|Description:|| UGC 11891 is the name of an inconspicuous dwarf spiral galaxy, located at a distance of about 30 million light years from Earth. The optical surface brightness of this galaxy is extremely low, and there is very little ongoing star formation. Therefore, the optical appearance of this galaxy is quite unremarkable. On the other hand, the neutral hydrogen (HI) disk is more photogenic. Deep WSRT observations of this galaxy have recently been carried out, in an attempt to carefully study the process of cold gas accretion -- HI falling onto the disk from intergalactic space, in the continuing formation of the galaxy.|
Today's image shows the integrated HI map produced from the WSRT observations in orange, overlaid on the optical picture. The small, faint optical disk of the galaxy is reproduced in blue on top of that. The reason for the very high density of field stars is that UGC 11891 is located at a rather low galactic latitude. The total amount of HI measured in UGC 11891 is 3.1 billion solar masses.

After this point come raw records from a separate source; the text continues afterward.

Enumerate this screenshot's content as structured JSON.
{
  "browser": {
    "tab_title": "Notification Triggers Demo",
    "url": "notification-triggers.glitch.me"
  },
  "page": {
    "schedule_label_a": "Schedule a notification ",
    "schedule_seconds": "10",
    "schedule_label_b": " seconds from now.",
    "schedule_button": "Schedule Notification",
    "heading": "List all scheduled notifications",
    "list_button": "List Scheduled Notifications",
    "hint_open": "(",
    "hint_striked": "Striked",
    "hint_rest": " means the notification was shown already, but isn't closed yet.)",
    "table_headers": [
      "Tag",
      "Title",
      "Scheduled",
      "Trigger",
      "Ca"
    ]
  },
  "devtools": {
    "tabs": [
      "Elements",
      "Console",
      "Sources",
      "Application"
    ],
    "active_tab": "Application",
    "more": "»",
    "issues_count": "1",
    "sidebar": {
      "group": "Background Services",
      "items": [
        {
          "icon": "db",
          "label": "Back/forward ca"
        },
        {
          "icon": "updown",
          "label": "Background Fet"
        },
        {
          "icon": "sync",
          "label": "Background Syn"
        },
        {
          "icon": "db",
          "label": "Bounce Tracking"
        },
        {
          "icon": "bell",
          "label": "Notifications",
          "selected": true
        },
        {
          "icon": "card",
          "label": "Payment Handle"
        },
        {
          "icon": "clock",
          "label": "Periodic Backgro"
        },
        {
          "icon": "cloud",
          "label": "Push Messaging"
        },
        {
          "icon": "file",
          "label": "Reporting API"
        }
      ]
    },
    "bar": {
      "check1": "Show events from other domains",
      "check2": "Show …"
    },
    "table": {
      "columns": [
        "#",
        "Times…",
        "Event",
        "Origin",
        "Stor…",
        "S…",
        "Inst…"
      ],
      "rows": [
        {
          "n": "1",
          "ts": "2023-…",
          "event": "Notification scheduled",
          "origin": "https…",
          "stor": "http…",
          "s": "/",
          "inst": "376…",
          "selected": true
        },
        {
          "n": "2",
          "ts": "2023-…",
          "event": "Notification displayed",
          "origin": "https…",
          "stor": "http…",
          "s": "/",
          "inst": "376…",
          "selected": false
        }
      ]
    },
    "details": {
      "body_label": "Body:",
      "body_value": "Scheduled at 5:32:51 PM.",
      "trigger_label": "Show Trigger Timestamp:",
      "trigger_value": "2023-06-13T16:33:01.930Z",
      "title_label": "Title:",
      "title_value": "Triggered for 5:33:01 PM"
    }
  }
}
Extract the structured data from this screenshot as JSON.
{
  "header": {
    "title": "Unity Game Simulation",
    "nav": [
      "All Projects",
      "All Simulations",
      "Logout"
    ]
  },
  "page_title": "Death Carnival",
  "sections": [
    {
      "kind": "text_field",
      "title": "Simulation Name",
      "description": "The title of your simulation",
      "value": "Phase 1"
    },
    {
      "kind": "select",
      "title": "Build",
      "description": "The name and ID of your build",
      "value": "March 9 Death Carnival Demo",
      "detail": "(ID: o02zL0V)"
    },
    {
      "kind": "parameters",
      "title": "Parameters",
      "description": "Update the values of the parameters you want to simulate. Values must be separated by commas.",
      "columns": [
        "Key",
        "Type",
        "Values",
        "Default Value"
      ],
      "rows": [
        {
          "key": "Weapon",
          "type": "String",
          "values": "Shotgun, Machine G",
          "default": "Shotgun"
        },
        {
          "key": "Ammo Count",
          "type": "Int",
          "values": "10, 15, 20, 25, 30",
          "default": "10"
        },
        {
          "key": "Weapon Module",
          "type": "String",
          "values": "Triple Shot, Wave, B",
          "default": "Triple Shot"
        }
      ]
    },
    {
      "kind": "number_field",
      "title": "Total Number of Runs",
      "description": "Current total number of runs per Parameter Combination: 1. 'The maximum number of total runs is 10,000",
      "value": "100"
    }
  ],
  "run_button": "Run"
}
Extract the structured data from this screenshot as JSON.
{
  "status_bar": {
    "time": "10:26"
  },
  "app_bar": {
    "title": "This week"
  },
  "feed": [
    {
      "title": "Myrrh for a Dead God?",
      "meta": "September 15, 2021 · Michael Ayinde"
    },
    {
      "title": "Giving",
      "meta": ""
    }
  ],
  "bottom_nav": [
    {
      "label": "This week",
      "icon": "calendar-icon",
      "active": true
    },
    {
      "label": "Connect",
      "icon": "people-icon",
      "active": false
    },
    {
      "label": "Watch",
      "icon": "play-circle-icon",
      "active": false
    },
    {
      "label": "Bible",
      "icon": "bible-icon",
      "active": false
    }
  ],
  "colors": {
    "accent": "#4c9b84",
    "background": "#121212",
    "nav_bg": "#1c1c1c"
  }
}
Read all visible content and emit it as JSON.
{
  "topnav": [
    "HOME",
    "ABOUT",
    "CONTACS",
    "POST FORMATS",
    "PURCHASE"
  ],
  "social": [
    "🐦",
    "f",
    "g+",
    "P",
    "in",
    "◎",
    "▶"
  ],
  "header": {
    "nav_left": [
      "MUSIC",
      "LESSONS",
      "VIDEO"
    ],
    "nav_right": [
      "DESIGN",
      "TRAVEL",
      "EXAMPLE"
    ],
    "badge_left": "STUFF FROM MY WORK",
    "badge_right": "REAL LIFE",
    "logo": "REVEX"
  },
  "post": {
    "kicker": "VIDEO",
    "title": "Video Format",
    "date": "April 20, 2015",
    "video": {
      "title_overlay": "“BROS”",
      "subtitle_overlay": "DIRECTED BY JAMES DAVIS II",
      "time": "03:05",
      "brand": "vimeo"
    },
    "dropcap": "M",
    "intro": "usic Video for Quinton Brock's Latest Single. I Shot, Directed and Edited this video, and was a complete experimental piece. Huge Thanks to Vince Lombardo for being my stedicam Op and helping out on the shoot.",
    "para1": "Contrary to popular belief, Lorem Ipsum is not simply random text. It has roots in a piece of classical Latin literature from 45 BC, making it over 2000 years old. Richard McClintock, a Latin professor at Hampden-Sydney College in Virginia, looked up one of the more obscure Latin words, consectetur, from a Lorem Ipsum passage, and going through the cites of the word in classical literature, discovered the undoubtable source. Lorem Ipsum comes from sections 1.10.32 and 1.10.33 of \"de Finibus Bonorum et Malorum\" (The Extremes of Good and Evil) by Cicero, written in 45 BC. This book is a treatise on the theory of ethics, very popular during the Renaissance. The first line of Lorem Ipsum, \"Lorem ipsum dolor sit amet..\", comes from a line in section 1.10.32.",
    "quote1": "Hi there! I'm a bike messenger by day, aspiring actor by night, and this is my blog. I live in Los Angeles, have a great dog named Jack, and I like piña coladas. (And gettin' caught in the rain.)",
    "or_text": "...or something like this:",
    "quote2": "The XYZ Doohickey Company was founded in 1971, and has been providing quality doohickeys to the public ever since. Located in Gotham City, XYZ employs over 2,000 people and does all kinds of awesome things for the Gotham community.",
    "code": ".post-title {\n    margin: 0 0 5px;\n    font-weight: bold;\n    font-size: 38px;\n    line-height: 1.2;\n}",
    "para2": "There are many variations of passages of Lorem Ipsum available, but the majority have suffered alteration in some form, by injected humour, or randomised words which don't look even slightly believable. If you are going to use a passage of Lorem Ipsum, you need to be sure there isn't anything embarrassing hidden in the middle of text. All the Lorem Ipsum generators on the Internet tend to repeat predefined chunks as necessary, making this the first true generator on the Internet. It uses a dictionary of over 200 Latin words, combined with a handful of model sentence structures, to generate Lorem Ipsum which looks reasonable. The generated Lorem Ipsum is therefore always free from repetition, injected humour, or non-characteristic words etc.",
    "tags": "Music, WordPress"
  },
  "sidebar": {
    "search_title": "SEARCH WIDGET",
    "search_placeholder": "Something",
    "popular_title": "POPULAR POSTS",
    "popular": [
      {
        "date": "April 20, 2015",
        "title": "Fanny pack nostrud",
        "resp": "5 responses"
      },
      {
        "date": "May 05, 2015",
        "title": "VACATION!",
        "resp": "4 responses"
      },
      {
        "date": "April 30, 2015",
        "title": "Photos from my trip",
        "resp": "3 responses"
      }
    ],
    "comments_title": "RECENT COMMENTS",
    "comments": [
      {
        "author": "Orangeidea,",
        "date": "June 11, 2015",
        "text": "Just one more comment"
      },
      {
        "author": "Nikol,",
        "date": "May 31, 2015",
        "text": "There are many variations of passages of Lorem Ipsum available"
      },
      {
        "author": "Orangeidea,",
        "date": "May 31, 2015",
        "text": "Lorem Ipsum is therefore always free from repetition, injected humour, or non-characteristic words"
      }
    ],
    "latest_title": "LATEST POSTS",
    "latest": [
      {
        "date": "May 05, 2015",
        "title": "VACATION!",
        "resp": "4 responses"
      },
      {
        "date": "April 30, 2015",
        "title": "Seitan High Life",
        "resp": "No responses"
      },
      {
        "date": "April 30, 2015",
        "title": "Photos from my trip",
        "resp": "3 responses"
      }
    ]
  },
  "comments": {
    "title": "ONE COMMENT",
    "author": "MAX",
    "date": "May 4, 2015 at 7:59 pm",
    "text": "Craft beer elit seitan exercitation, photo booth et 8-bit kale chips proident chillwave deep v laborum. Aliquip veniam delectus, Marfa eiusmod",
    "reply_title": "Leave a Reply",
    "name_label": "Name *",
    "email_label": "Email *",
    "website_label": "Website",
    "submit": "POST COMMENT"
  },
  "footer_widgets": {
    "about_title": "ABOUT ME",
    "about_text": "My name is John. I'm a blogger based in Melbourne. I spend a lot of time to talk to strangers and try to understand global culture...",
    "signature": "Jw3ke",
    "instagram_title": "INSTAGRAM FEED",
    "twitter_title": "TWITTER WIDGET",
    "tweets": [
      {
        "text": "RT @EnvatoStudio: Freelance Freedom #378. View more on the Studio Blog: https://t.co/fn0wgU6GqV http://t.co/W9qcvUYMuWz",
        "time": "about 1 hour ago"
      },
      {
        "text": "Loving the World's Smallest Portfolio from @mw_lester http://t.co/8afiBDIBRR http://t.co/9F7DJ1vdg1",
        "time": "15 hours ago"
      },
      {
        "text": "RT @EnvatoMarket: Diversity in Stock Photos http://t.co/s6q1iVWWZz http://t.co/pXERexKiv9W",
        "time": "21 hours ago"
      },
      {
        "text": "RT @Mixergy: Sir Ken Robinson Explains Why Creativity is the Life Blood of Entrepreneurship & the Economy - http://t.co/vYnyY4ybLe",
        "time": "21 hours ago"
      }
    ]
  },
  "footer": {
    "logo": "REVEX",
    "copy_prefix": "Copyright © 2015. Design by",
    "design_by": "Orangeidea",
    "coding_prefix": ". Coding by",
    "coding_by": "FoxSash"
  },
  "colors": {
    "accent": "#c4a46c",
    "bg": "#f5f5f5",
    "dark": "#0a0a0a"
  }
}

The first feature that stands out clearly in the HI disk is the highly lopsided gas distribution. The optical emission is well centered in the brightest part of the HI disk, but the faint neutral gas extends much further to the north-west (upper right) than to the south-east. There is also a faint extension of the HI at the northernmost part of the disk. Since there are no obvious companion galaxies in the nearby field which could be interacting with UGC 11891, it may be the case that this HI tail is indicative of the accretion of cold gas. The lopsidedness of the HI disk may be related to this ongoing accretion process. The WSRT observations also provide velocity information about the HI (not shown in this image). This will help us to figure out how much accretion is taking place, and whether it is related to the lopsidedness of the HI disk.